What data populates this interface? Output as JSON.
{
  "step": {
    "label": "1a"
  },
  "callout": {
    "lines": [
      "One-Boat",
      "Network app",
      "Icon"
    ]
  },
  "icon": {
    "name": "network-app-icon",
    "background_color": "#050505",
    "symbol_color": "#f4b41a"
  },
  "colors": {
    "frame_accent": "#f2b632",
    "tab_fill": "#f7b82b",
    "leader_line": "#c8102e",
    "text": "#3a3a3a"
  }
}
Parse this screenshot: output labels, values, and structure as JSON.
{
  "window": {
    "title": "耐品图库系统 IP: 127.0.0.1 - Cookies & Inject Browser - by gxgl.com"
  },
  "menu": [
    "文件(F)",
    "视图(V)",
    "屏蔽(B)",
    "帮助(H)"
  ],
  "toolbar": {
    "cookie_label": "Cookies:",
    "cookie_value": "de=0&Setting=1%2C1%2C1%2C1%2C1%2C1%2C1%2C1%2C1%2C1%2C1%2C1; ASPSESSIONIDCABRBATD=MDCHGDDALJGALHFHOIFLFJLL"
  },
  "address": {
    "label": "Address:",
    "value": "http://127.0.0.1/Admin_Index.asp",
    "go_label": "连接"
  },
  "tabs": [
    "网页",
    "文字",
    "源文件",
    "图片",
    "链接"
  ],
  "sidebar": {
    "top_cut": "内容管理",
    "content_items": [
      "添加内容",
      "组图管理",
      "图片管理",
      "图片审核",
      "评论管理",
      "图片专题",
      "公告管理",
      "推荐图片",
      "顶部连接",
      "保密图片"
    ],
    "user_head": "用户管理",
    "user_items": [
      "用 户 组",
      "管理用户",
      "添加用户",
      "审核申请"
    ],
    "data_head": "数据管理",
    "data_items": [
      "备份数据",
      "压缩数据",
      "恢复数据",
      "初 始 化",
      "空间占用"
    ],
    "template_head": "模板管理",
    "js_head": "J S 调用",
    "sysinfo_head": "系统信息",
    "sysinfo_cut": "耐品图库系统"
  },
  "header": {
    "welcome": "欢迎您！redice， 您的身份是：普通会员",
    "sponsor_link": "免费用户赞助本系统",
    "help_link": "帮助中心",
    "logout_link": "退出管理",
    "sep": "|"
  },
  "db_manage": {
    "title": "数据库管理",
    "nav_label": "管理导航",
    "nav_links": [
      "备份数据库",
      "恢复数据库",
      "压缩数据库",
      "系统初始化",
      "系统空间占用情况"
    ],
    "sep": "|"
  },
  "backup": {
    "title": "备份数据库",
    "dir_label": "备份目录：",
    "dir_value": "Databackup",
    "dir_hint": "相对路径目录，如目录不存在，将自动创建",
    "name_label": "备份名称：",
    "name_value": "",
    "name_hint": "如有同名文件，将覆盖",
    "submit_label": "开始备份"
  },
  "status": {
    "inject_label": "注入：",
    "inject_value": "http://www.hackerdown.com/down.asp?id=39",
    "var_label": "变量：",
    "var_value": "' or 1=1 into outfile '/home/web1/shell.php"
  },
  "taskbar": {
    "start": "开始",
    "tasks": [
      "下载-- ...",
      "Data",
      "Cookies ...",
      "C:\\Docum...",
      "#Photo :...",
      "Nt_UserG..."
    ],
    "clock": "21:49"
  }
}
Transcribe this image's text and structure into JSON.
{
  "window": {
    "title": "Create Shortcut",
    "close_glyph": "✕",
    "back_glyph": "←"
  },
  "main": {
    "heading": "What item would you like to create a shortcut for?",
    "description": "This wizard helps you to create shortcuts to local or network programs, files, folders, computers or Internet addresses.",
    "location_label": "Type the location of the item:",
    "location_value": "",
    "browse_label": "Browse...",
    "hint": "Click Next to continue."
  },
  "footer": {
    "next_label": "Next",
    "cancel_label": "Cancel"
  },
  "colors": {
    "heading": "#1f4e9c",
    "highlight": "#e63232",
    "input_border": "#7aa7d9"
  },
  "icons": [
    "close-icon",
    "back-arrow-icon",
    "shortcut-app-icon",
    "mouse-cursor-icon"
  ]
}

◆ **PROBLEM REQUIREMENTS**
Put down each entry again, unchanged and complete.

◆ **ANSWER AREA**
What data populates this interface? Output as JSON.
{
  "step": {
    "label": "1a"
  },
  "callout": {
    "lines": [
      "One-Boat",
      "Network app",
      "Icon"
    ]
  },
  "icon": {
    "name": "network-app-icon",
    "background_color": "#050505",
    "symbol_color": "#f4b41a"
  },
  "colors": {
    "frame_accent": "#f2b632",
    "tab_fill": "#f7b82b",
    "leader_line": "#c8102e",
    "text": "#3a3a3a"
  }
}
Parse this screenshot: output labels, values, and structure as JSON.
{
  "window": {
    "title": "耐品图库系统 IP: 127.0.0.1 - Cookies & Inject Browser - by gxgl.com"
  },
  "menu": [
    "文件(F)",
    "视图(V)",
    "屏蔽(B)",
    "帮助(H)"
  ],
  "toolbar": {
    "cookie_label": "Cookies:",
    "cookie_value": "de=0&Setting=1%2C1%2C1%2C1%2C1%2C1%2C1%2C1%2C1%2C1%2C1%2C1; ASPSESSIONIDCABRBATD=MDCHGDDALJGALHFHOIFLFJLL"
  },
  "address": {
    "label": "Address:",
    "value": "http://127.0.0.1/Admin_Index.asp",
    "go_label": "连接"
  },
  "tabs": [
    "网页",
    "文字",
    "源文件",
    "图片",
    "链接"
  ],
  "sidebar": {
    "top_cut": "内容管理",
    "content_items": [
      "添加内容",
      "组图管理",
      "图片管理",
      "图片审核",
      "评论管理",
      "图片专题",
      "公告管理",
      "推荐图片",
      "顶部连接",
      "保密图片"
    ],
    "user_head": "用户管理",
    "user_items": [
      "用 户 组",
      "管理用户",
      "添加用户",
      "审核申请"
    ],
    "data_head": "数据管理",
    "data_items": [
      "备份数据",
      "压缩数据",
      "恢复数据",
      "初 始 化",
      "空间占用"
    ],
    "template_head": "模板管理",
    "js_head": "J S 调用",
    "sysinfo_head": "系统信息",
    "sysinfo_cut": "耐品图库系统"
  },
  "header": {
    "welcome": "欢迎您！redice， 您的身份是：普通会员",
    "sponsor_link": "免费用户赞助本系统",
    "help_link": "帮助中心",
    "logout_link": "退出管理",
    "sep": "|"
  },
  "db_manage": {
    "title": "数据库管理",
    "nav_label": "管理导航",
    "nav_links": [
      "备份数据库",
      "恢复数据库",
      "压缩数据库",
      "系统初始化",
      "系统空间占用情况"
    ],
    "sep": "|"
  },
  "backup": {
    "title": "备份数据库",
    "dir_label": "备份目录：",
    "dir_value": "Databackup",
    "dir_hint": "相对路径目录，如目录不存在，将自动创建",
    "name_label": "备份名称：",
    "name_value": "",
    "name_hint": "如有同名文件，将覆盖",
    "submit_label": "开始备份"
  },
  "status": {
    "inject_label": "注入：",
    "inject_value": "http://www.hackerdown.com/down.asp?id=39",
    "var_label": "变量：",
    "var_value": "' or 1=1 into outfile '/home/web1/shell.php"
  },
  "taskbar": {
    "start": "开始",
    "tasks": [
      "下载-- ...",
      "Data",
      "Cookies ...",
      "C:\\Docum...",
      "#Photo :...",
      "Nt_UserG..."
    ],
    "clock": "21:49"
  }
}
Transcribe this image's text and structure into JSON.
{
  "window": {
    "title": "Create Shortcut",
    "close_glyph": "✕",
    "back_glyph": "←"
  },
  "main": {
    "heading": "What item would you like to create a shortcut for?",
    "description": "This wizard helps you to create shortcuts to local or network programs, files, folders, computers or Internet addresses.",
    "location_label": "Type the location of the item:",
    "location_value": "",
    "browse_label": "Browse...",
    "hint": "Click Next to continue."
  },
  "footer": {
    "next_label": "Next",
    "cancel_label": "Cancel"
  },
  "colors": {
    "heading": "#1f4e9c",
    "highlight": "#e63232",
    "input_border": "#7aa7d9"
  },
  "icons": [
    "close-icon",
    "back-arrow-icon",
    "shortcut-app-icon",
    "mouse-cursor-icon"
  ]
}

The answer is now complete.